The ability of the body to form melanin is notoriously liable to be altered by some genetic mutation. There can hardly be any tame species of animal that as not been known to have albino, pied, red or even completely black individuals such as white crows, sparrows, ginger cats, albino guppies, black panthers, white mice, etc.
These animals owe their very frequency, as well as their considerable variation to the biochemical fact that the black granular melanin is only made after a chain of separate biochemical processes, have taken place. Each intermediate process in the chain requires a distinct enzyme.
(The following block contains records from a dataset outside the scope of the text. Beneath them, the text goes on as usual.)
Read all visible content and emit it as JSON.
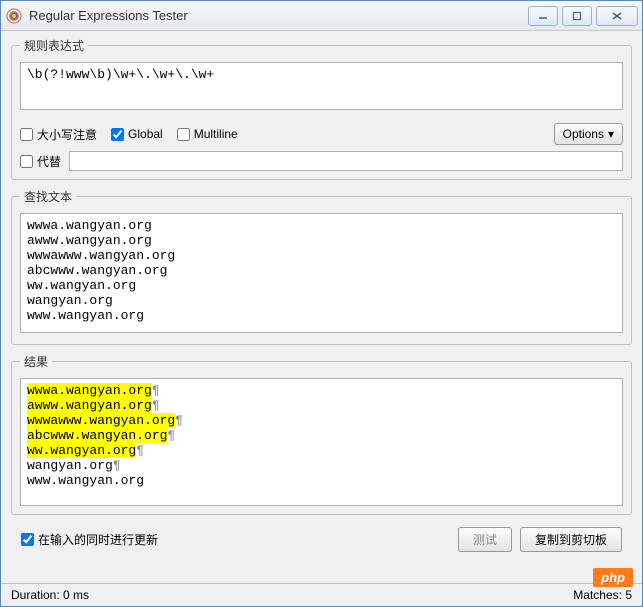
{
  "window": {
    "title": "Regular Expressions Tester"
  },
  "regex": {
    "legend": "规则表达式",
    "value": "\\b(?!www\\b)\\w+\\.\\w+\\.\\w+",
    "caseLabel": "大小写注意",
    "globalLabel": "Global",
    "multilineLabel": "Multiline",
    "optionsLabel": "Options",
    "subLabel": "代替",
    "subValue": ""
  },
  "search": {
    "legend": "查找文本",
    "text": "wwwa.wangyan.org\nawww.wangyan.org\nwwwawww.wangyan.org\nabcwww.wangyan.org\nww.wangyan.org\nwangyan.org\nwww.wangyan.org"
  },
  "result": {
    "legend": "结果",
    "lines": [
      {
        "match": "wwwa.wangyan.org",
        "pilcrow": true,
        "rest": ""
      },
      {
        "match": "awww.wangyan.org",
        "pilcrow": true,
        "rest": ""
      },
      {
        "match": "wwwawww.wangyan.org",
        "pilcrow": true,
        "rest": ""
      },
      {
        "match": "abcwww.wangyan.org",
        "pilcrow": true,
        "rest": ""
      },
      {
        "match": "ww.wangyan.org",
        "pilcrow": true,
        "rest": ""
      },
      {
        "match": "",
        "pilcrow": true,
        "rest": "wangyan.org"
      },
      {
        "match": "",
        "pilcrow": false,
        "rest": "www.wangyan.org"
      }
    ]
  },
  "bottom": {
    "autoLabel": "在输入的同时进行更新",
    "testLabel": "测试",
    "copyLabel": "复制到剪切板"
  },
  "status": {
    "duration": "Duration: 0 ms",
    "matches": "Matches: 5"
  },
  "badge": {
    "text": "php"
  }
}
It is believed that genes are ultimately responsible for making enzymes.
Therefore, a genetic mutation affecting any one of several genes will affect the production of melanin.
Depending on the gene, each mutation could give a slightly different, as well as the same, effect on the finished melanin.
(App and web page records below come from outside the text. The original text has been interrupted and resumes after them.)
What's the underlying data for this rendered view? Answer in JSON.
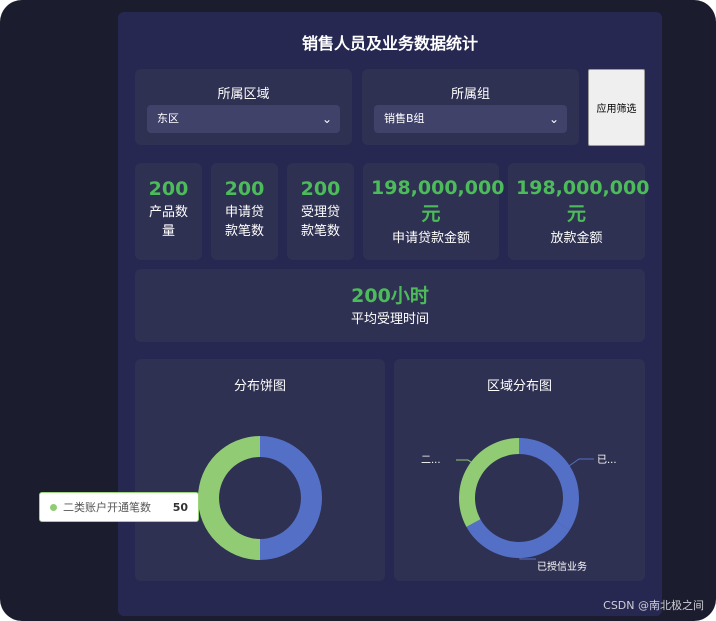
{
  "page": {
    "title": "销售人员及业务数据统计"
  },
  "filters": {
    "region": {
      "label": "所属区域",
      "value": "东区"
    },
    "group": {
      "label": "所属组",
      "value": "销售B组"
    },
    "apply_label": "应用筛选"
  },
  "stats": [
    {
      "value": "200",
      "label": "产品数量"
    },
    {
      "value": "200",
      "label": "申请贷款笔数"
    },
    {
      "value": "200",
      "label": "受理贷款笔数"
    },
    {
      "value": "198,000,000元",
      "label": "申请贷款金额"
    },
    {
      "value": "198,000,000元",
      "label": "放款金额"
    }
  ],
  "avg": {
    "value": "200小时",
    "label": "平均受理时间"
  },
  "charts": {
    "pie_title": "分布饼图",
    "region_title": "区域分布图",
    "region_label_left": "二...",
    "region_label_right": "已...",
    "region_label_bottom": "已授信业务"
  },
  "tooltip": {
    "name": "二类账户开通笔数",
    "value": "50"
  },
  "watermark": "CSDN @南北极之间",
  "colors": {
    "blue": "#5470c6",
    "green": "#91cc75",
    "accent_green": "#4cbb5a"
  },
  "chart_data": [
    {
      "type": "pie",
      "title": "分布饼图",
      "series": [
        {
          "name": "",
          "value": 50
        },
        {
          "name": "二类账户开通笔数",
          "value": 50
        }
      ]
    },
    {
      "type": "pie",
      "title": "区域分布图",
      "series": [
        {
          "name": "已...",
          "value": 34
        },
        {
          "name": "已授信业务",
          "value": 33
        },
        {
          "name": "二...",
          "value": 33
        }
      ]
    }
  ]
}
All the known mutations of cockatiels affect the formation of melanin, but the end result is different in all cases. Thus, we have fallows, opalines, cinnamons, lutinos, and pieds.
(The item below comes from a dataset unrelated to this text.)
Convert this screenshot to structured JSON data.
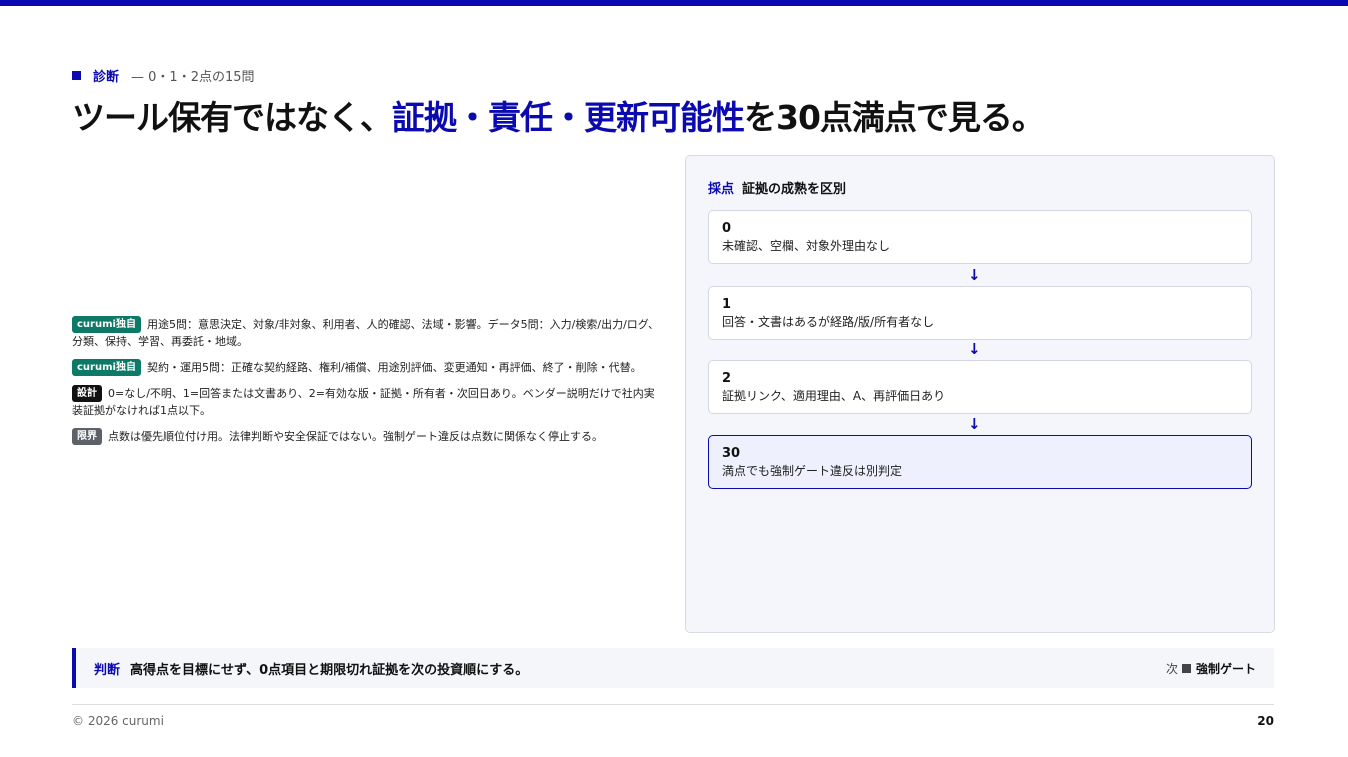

Lutino Cockatiels are by definition, sex-linked, which means that a male lutino must have had a lutino mother. But a lutino hen obtains her color wholly from her father. The color of her mother is immaterial. So lutino hens can be bred from lutino males or split lutino males but a male lutino must have a lutino or a split lutino father as well as a lutino mother.
It is perfectly straightforward to pair a lutino to a normal cockatiel as there is no chance of losing the factor in uncertainty about whether youngsters will bear the gene or not.
Nevertheless, the early breeders seemingly paid slight interest to increase fertility, vigor or the depth of yellow by outcrossing.
Indeed, they often did quite the opposite. For example, someone quite early mated lutinos into a line of cockatiels that were genetically bald. Baldness, fortunately, is dominant in its inheritance and can be eliminated very simply by avoiding breeding from any affected bird. When two bald birds are paired together, some of their progeny will have two genes for baldness. Instead of having, as with the single gene, a small patch without feathers on the nape of the head posterior to the crest, these have an ugly bare nape sometimes as large as the end joint of the thumb.
The early lutinos arose in a string that had a low quote of genes for yellow and was not always fertile. Some of this infertility was because the males had an inborn defect of behavior that made them uncertain as to which direction to face when pairing with the hen. Such a male would mount the hen and then turn first this way and then that, then lower himself to pair facing quite the wrong way around. Most eggs, thus, were infertile.
Lutino Cockatiels and Their Sensitive Eyes
The inability to make melanin in a lutino is not confined to the feathers, because usually, the feet, skin, and eyes are also pink. The pink color of these tissues is that of the blood flowing through them.
It has been reported that some lutino cockatiels have black eyes. This is curious, but in a lot of these cockatiels, it has been found that the eyes have suffered from hemorrhage or some other damage so that the resulting scar-tissue interferes with the normal passage of light through the eye.
These birds could also possess some modifying gene, or genes, that pigments the eye. Whatever the explanation (and it will take a microscopical examination of a dead cockatiel’s eye to find out. The so-called ‘black-eyed lutino’ is most definitely not a separate mutation from Mr. Barringer’s original Lutino Cockatiel.
To function normally, the inside of the eye has to have a heavy layer of melanin to completely soak up the superfluous light entering the eye.
The lutino cockatiel must have very poor vision because its eyes have no melanin. It can manage well enough in poor light, however, on a very bright day, it can become quite blinded.
The shelter and the nest-box will give them protection from the bright light, but young birds after fledgling may spend most of their time in flight, and permanent damage might be done to their vision.
It is wise to keep young Lutino’s indoors or in shaded aviaries, particularly in bright weather.